Universidad Autonoma de Guadalajara
Guadalajara, Jalisco, Mexico
University of Arizona, Colegio Guadalajara
Guadalajara, Jalisco, Mexico
University of San Diego at Iteso
Guadalajara, Jalisco, Mexico
Clinica Londres Morelos
Cuernavaca, Morelos, Mexico
Sponsors and Collaborators
The University of Texas Health Science Center, Houston
Valeant Pharmaceuticals International, Inc.
Principal Investigator: Herbert L. DuPont, MD The University of Texas Health Science Center, Houston
  More Information Identifier: NCT00292344     History of Changes
Other Study ID Numbers: TRA-04-01
Study First Received: February 13, 2006
Last Updated: April 17, 2009

Keywords provided by The University of Texas Health Science Center, Houston:
Travelers' diarrhea
enterotoxigenic E. coli
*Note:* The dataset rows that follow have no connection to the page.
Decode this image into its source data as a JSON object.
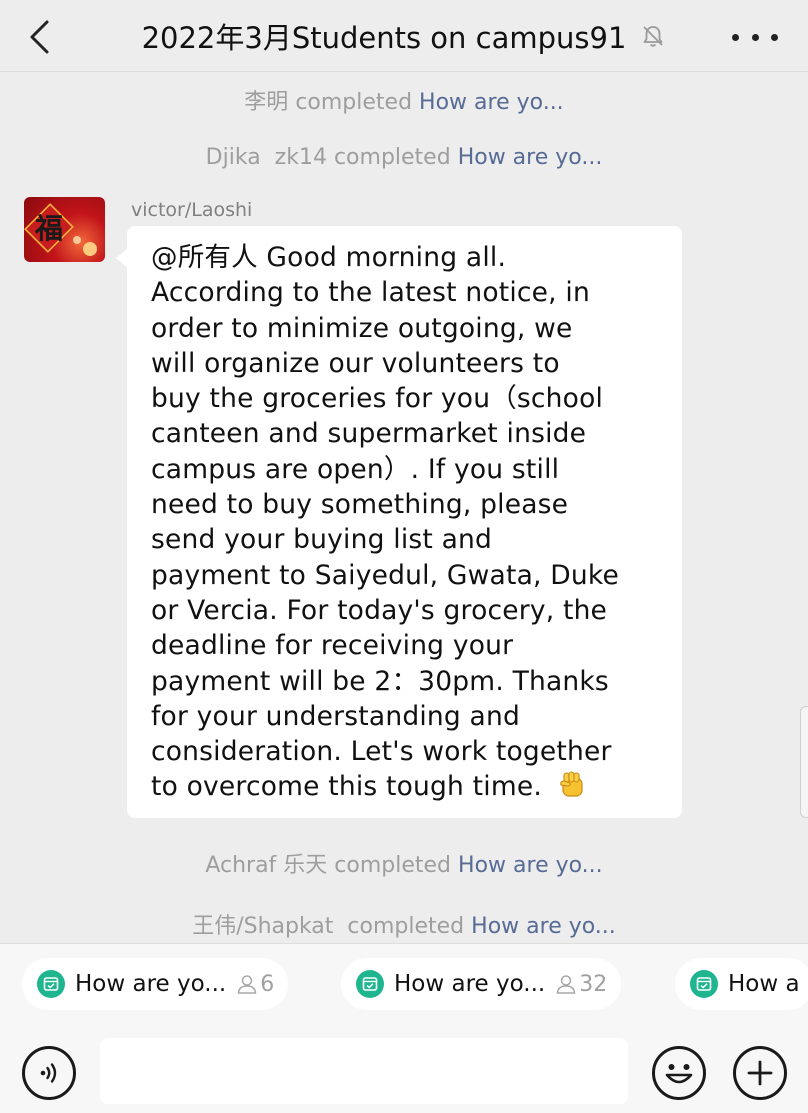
{
  "header": {
    "back_icon": "chevron-left-icon",
    "title": "2022年3月Students on campus91",
    "mute_icon": "bell-muted-icon",
    "more_icon": "more-horizontal-icon"
  },
  "notices": [
    {
      "name": "李明",
      "action": "completed",
      "link": "How are yo..."
    },
    {
      "name": "Djika  zk14",
      "action": "completed",
      "link": "How are yo..."
    }
  ],
  "message": {
    "sender": "victor/Laoshi",
    "avatar": "fu-character-avatar",
    "lines": [
      "@所有人  Good morning all.",
      "According to the latest notice, in",
      "order to minimize outgoing, we",
      "will organize our volunteers to",
      "buy the groceries for you（school",
      "canteen and supermarket inside",
      "campus are open）. If you still",
      "need to buy something, please",
      "send your buying list and",
      "payment to Saiyedul, Gwata, Duke",
      "or Vercia. For today's grocery, the",
      "deadline for receiving your",
      "payment will be 2：30pm. Thanks",
      "for your understanding and",
      "consideration. Let's work together",
      "to overcome this tough time."
    ],
    "end_emoji": "raised-fist-emoji"
  },
  "notices_after": [
    {
      "name": "Achraf 乐天",
      "action": "completed",
      "link": "How are yo..."
    },
    {
      "name": "王伟/Shapkat ",
      "action": "completed",
      "link": "How are yo..."
    }
  ],
  "chips": [
    {
      "label": "How are yo...",
      "count": "6"
    },
    {
      "label": "How are yo...",
      "count": "32"
    },
    {
      "label": "How a",
      "count": ""
    }
  ],
  "input_bar": {
    "voice_icon": "voice-icon",
    "text_value": "",
    "emoji_icon": "smiley-icon",
    "plus_icon": "plus-icon"
  },
  "colors": {
    "background": "#ededed",
    "bubble": "#ffffff",
    "link": "#576b95",
    "notice_text": "#9e9e9e",
    "chip_icon": "#1fb58f"
  }
}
Additional relevant MeSH terms:
Signs and Symptoms, Digestive
Signs and Symptoms
Gastrointestinal Diseases
Digestive System Diseases
Intestinal Diseases
Anti-Infective Agents
Gastrointestinal Agents
Nucleic Acid Synthesis Inhibitors
Enzyme Inhibitors
Molecular Mechanisms of Pharmacological Action
Anti-Bacterial Agents processed this record on April 26, 2017